    • Genuine source of recourse against A-rated global insurers who have strong records of paying claims.


    The elephants in the room

    In most discussions regarding the merits of RWI you will encounter two reservations:

    • In practice – do the insurance companies pay out?
    • The seller has no skin in the game!

    Taking the first issue, while there seems to be a lack of independent data on this question, reports produced by some insurers are useful in identifying certain trends. In its 2020 report AON provides the following data:

    • of 340 claims made on more than 2,450 representations and warranties insurance policies placed by Aon in North America between 2013 and 2019:
      • “30% of claims have been resolved
      • 4% have been denied
      • 54% are active; and
      • 12% are inactive to date (ones in which no correspondence has been provided in over a year).”

    A more recent report from WTW 2021 analyzing more than 200 claims, provides that 85% of claims were covered within the policy terms, with 15% of payments not covered by insurance. It cites the primary reasons for this as being to the amount claimed not exceeding the policy’s de minimis level and the matter claimed being disclosed during the sale process. The report discloses most claim events as coming from reps relating to tax and financial statement/accounting – with financial statement accounts constituting the highest average claim events. Next in line are the reps relating to commercial/customer, employment and compliance with laws/legal issues.

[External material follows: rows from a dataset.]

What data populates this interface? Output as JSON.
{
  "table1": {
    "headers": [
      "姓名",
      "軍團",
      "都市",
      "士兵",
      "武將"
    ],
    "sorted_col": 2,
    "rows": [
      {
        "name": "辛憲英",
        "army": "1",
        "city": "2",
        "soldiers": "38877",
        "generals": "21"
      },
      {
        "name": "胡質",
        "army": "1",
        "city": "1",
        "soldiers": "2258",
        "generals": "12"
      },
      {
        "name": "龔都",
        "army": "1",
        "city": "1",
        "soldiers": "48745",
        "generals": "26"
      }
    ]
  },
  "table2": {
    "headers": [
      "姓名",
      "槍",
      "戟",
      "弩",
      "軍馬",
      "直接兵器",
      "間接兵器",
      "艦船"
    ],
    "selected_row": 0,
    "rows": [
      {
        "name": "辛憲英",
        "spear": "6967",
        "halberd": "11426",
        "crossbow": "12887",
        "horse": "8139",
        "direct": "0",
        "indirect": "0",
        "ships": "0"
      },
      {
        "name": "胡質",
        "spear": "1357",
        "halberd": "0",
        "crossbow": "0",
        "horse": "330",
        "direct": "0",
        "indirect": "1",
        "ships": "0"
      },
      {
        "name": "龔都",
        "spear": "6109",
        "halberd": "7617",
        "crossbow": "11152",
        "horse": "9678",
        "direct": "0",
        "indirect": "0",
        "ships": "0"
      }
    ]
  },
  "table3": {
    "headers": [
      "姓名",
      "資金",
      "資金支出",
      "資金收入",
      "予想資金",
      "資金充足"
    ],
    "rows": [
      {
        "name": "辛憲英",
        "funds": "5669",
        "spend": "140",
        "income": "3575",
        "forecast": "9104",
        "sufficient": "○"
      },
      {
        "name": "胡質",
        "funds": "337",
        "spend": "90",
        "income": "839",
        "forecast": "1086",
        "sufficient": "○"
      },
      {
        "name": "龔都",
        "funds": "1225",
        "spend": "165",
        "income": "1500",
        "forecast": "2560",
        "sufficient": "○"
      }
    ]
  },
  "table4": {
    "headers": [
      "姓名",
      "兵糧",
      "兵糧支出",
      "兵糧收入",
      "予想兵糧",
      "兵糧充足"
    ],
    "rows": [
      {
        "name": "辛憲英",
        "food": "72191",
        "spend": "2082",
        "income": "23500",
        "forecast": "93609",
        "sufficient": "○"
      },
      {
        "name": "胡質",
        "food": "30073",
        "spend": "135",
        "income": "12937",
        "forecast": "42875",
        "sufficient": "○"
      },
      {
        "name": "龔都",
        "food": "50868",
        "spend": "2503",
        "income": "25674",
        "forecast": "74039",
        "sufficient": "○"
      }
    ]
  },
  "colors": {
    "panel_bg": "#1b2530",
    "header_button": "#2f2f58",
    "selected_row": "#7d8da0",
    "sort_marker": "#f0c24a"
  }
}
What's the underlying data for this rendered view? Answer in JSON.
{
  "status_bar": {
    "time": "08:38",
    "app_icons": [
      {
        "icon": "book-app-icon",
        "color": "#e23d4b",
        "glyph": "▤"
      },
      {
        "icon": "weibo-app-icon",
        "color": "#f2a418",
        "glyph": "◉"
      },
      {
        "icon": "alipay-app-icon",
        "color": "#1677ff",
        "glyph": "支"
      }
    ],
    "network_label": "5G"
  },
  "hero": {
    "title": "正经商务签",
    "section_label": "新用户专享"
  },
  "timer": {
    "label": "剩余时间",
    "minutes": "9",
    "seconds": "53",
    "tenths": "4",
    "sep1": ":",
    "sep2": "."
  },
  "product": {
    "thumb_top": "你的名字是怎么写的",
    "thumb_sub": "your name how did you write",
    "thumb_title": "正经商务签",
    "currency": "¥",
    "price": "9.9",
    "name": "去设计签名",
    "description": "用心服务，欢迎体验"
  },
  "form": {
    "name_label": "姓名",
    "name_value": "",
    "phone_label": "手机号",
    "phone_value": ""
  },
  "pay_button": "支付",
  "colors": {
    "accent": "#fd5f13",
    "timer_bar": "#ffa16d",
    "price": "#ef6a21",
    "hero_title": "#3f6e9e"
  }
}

    It’s hard to draw a conclusion from this data. However, overall, based on both reports, the number of claims made was only between 14%-19%. Other than from individual experience it is also difficult to ascertain if the buyer would have fared better by pursuing the seller directly with all of the uncertainty that a contested indemnification claim would involve. You have to assume that a buyer is more likely than not to make a claim if they have RWI than if they were relying on indemnification. That being the case, if affordability is not an issue, there seems to be a compelling case for RWI.

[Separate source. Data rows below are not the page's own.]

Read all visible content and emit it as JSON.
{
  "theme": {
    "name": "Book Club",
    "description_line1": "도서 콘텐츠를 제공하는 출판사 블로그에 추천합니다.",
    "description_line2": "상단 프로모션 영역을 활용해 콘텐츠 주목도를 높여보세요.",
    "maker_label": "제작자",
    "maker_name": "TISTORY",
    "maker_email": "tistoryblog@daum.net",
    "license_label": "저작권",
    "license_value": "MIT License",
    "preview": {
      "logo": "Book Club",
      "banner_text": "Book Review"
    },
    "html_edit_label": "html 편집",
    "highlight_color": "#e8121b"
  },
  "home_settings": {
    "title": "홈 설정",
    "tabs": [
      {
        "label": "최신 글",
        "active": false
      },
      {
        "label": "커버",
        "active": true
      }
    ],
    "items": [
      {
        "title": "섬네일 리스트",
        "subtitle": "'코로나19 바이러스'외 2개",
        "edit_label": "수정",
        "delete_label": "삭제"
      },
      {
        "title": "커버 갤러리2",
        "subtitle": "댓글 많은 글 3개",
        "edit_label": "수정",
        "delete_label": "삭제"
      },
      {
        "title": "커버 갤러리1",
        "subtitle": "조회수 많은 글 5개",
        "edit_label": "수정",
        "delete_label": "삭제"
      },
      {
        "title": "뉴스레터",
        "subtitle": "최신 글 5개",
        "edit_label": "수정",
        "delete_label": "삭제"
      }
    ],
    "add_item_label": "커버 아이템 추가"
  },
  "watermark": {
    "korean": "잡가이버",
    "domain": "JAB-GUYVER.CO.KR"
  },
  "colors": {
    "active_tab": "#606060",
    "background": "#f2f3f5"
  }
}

    As for “skin in the game”. This is a phrase heard a lot from buyers’ representatives in the course of negotiations on indemnification provisions. Some argue that when a deal includes RWI – since the risk is shifted to a third party (the insurance company) – the seller will be less exacting or forthcoming in its disclosure. Intuitively, this concern makes sense. In practice, however, most sellers will still be incentivized to “do the right thing” – whether that is due to fear of being accused of fraud, the importance of the continuing relationship with the buyer, and (believe it or not) common decency. In Israel, this concern is less relevant, where deals are structured for sellers to still have some skin in the game.

    It will be interesting to see the development of RWI market over the next couple of years – with a cooling in valuations and the perception of a buyer’s market. From personal experience, the peace of mind for both buyer and seller (whether perceived or real), and the more streamlined negotiations allow the parties to focus on other (perhaps) more critical commercial terms. I have not come across any cases of a buyer regretting taking out RWI, nor of a seller who would have rather been subject to an escrow holdback!


    James Raanan, Adv. is a partner in APM’s Hi-tech and Venture Capital Practice, as well as head of its Telecoms practice. He has over 25 years’ experience as counsel to private and public companies globally, specializing in M&A and complex B2B commercial transactions. He is admitted to the bar in Israel and New York. He can be reached as



    [1] There are other tools also at the buyer’s disposal such as deferring payment of consideration in the form of an earnout, but the purpose of this article is to focus on seller’s representations about the company’s history and current state of affairs.

    [2] This list is not exhaustive or applicable in all cases. There will be differences based on jurisdiction, risk profile, the size of the transaction and respective negotiating leverage. The above table is more reflective of terms in US deals.